[Start of Attachment]

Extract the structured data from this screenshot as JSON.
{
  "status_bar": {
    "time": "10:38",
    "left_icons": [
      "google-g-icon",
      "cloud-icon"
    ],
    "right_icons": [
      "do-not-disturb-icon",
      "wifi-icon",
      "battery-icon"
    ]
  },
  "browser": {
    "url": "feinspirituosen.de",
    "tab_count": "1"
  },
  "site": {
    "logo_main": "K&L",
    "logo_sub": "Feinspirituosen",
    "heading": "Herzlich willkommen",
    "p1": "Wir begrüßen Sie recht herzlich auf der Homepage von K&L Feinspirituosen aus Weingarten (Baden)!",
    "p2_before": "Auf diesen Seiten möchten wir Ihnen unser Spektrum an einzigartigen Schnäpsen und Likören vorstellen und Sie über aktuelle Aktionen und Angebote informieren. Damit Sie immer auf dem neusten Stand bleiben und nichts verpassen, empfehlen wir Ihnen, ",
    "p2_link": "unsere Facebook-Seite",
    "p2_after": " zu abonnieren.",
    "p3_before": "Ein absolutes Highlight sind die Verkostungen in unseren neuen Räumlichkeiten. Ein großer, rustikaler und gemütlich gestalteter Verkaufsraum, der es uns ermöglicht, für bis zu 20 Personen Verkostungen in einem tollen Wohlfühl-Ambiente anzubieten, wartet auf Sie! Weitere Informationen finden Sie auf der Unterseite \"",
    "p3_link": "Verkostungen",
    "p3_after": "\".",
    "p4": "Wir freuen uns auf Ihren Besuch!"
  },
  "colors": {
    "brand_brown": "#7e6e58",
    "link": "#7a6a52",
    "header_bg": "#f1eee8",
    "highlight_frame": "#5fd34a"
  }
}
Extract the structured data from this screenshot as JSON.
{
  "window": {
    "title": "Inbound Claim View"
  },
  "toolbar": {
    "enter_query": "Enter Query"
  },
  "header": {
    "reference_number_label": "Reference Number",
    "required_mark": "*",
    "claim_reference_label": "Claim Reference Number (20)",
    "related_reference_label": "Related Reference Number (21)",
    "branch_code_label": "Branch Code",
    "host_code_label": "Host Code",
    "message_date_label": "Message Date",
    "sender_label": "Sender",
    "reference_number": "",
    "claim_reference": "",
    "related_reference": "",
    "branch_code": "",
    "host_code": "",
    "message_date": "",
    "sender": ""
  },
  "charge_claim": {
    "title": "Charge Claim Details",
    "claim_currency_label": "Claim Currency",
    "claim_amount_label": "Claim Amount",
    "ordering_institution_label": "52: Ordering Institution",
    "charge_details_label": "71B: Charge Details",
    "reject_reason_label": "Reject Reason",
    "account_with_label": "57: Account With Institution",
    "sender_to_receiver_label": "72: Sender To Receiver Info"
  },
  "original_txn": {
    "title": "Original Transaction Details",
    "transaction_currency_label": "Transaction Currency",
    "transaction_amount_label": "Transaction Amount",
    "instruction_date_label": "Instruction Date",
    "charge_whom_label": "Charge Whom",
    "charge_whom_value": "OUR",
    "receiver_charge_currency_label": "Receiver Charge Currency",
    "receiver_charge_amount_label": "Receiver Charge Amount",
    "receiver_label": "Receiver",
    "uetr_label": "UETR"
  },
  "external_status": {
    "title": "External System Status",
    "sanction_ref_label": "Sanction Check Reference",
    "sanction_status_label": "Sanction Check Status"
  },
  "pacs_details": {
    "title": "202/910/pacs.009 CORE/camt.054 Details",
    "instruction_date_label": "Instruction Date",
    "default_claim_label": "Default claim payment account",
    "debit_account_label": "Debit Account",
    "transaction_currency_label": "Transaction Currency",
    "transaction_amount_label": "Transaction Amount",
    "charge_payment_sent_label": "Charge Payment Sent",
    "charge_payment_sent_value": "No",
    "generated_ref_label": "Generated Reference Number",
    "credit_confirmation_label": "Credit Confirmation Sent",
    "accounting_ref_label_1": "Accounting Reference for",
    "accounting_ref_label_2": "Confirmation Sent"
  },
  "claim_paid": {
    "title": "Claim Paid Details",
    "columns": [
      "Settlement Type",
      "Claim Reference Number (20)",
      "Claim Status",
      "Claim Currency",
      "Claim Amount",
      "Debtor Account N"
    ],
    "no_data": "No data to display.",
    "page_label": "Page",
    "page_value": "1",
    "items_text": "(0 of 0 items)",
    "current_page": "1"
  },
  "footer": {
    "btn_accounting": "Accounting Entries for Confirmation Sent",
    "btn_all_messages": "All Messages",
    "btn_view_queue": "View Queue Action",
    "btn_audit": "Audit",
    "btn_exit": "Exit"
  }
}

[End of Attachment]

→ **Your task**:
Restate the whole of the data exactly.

→ **Solved exercise**:
Extract the structured data from this screenshot as JSON.
{
  "status_bar": {
    "time": "10:38",
    "left_icons": [
      "google-g-icon",
      "cloud-icon"
    ],
    "right_icons": [
      "do-not-disturb-icon",
      "wifi-icon",
      "battery-icon"
    ]
  },
  "browser": {
    "url": "feinspirituosen.de",
    "tab_count": "1"
  },
  "site": {
    "logo_main": "K&L",
    "logo_sub": "Feinspirituosen",
    "heading": "Herzlich willkommen",
    "p1": "Wir begrüßen Sie recht herzlich auf der Homepage von K&L Feinspirituosen aus Weingarten (Baden)!",
    "p2_before": "Auf diesen Seiten möchten wir Ihnen unser Spektrum an einzigartigen Schnäpsen und Likören vorstellen und Sie über aktuelle Aktionen und Angebote informieren. Damit Sie immer auf dem neusten Stand bleiben und nichts verpassen, empfehlen wir Ihnen, ",
    "p2_link": "unsere Facebook-Seite",
    "p2_after": " zu abonnieren.",
    "p3_before": "Ein absolutes Highlight sind die Verkostungen in unseren neuen Räumlichkeiten. Ein großer, rustikaler und gemütlich gestalteter Verkaufsraum, der es uns ermöglicht, für bis zu 20 Personen Verkostungen in einem tollen Wohlfühl-Ambiente anzubieten, wartet auf Sie! Weitere Informationen finden Sie auf der Unterseite \"",
    "p3_link": "Verkostungen",
    "p3_after": "\".",
    "p4": "Wir freuen uns auf Ihren Besuch!"
  },
  "colors": {
    "brand_brown": "#7e6e58",
    "link": "#7a6a52",
    "header_bg": "#f1eee8",
    "highlight_frame": "#5fd34a"
  }
}
Extract the structured data from this screenshot as JSON.
{
  "window": {
    "title": "Inbound Claim View"
  },
  "toolbar": {
    "enter_query": "Enter Query"
  },
  "header": {
    "reference_number_label": "Reference Number",
    "required_mark": "*",
    "claim_reference_label": "Claim Reference Number (20)",
    "related_reference_label": "Related Reference Number (21)",
    "branch_code_label": "Branch Code",
    "host_code_label": "Host Code",
    "message_date_label": "Message Date",
    "sender_label": "Sender",
    "reference_number": "",
    "claim_reference": "",
    "related_reference": "",
    "branch_code": "",
    "host_code": "",
    "message_date": "",
    "sender": ""
  },
  "charge_claim": {
    "title": "Charge Claim Details",
    "claim_currency_label": "Claim Currency",
    "claim_amount_label": "Claim Amount",
    "ordering_institution_label": "52: Ordering Institution",
    "charge_details_label": "71B: Charge Details",
    "reject_reason_label": "Reject Reason",
    "account_with_label": "57: Account With Institution",
    "sender_to_receiver_label": "72: Sender To Receiver Info"
  },
  "original_txn": {
    "title": "Original Transaction Details",
    "transaction_currency_label": "Transaction Currency",
    "transaction_amount_label": "Transaction Amount",
    "instruction_date_label": "Instruction Date",
    "charge_whom_label": "Charge Whom",
    "charge_whom_value": "OUR",
    "receiver_charge_currency_label": "Receiver Charge Currency",
    "receiver_charge_amount_label": "Receiver Charge Amount",
    "receiver_label": "Receiver",
    "uetr_label": "UETR"
  },
  "external_status": {
    "title": "External System Status",
    "sanction_ref_label": "Sanction Check Reference",
    "sanction_status_label": "Sanction Check Status"
  },
  "pacs_details": {
    "title": "202/910/pacs.009 CORE/camt.054 Details",
    "instruction_date_label": "Instruction Date",
    "default_claim_label": "Default claim payment account",
    "debit_account_label": "Debit Account",
    "transaction_currency_label": "Transaction Currency",
    "transaction_amount_label": "Transaction Amount",
    "charge_payment_sent_label": "Charge Payment Sent",
    "charge_payment_sent_value": "No",
    "generated_ref_label": "Generated Reference Number",
    "credit_confirmation_label": "Credit Confirmation Sent",
    "accounting_ref_label_1": "Accounting Reference for",
    "accounting_ref_label_2": "Confirmation Sent"
  },
  "claim_paid": {
    "title": "Claim Paid Details",
    "columns": [
      "Settlement Type",
      "Claim Reference Number (20)",
      "Claim Status",
      "Claim Currency",
      "Claim Amount",
      "Debtor Account N"
    ],
    "no_data": "No data to display.",
    "page_label": "Page",
    "page_value": "1",
    "items_text": "(0 of 0 items)",
    "current_page": "1"
  },
  "footer": {
    "btn_accounting": "Accounting Entries for Confirmation Sent",
    "btn_all_messages": "All Messages",
    "btn_view_queue": "View Queue Action",
    "btn_audit": "Audit",
    "btn_exit": "Exit"
  }
}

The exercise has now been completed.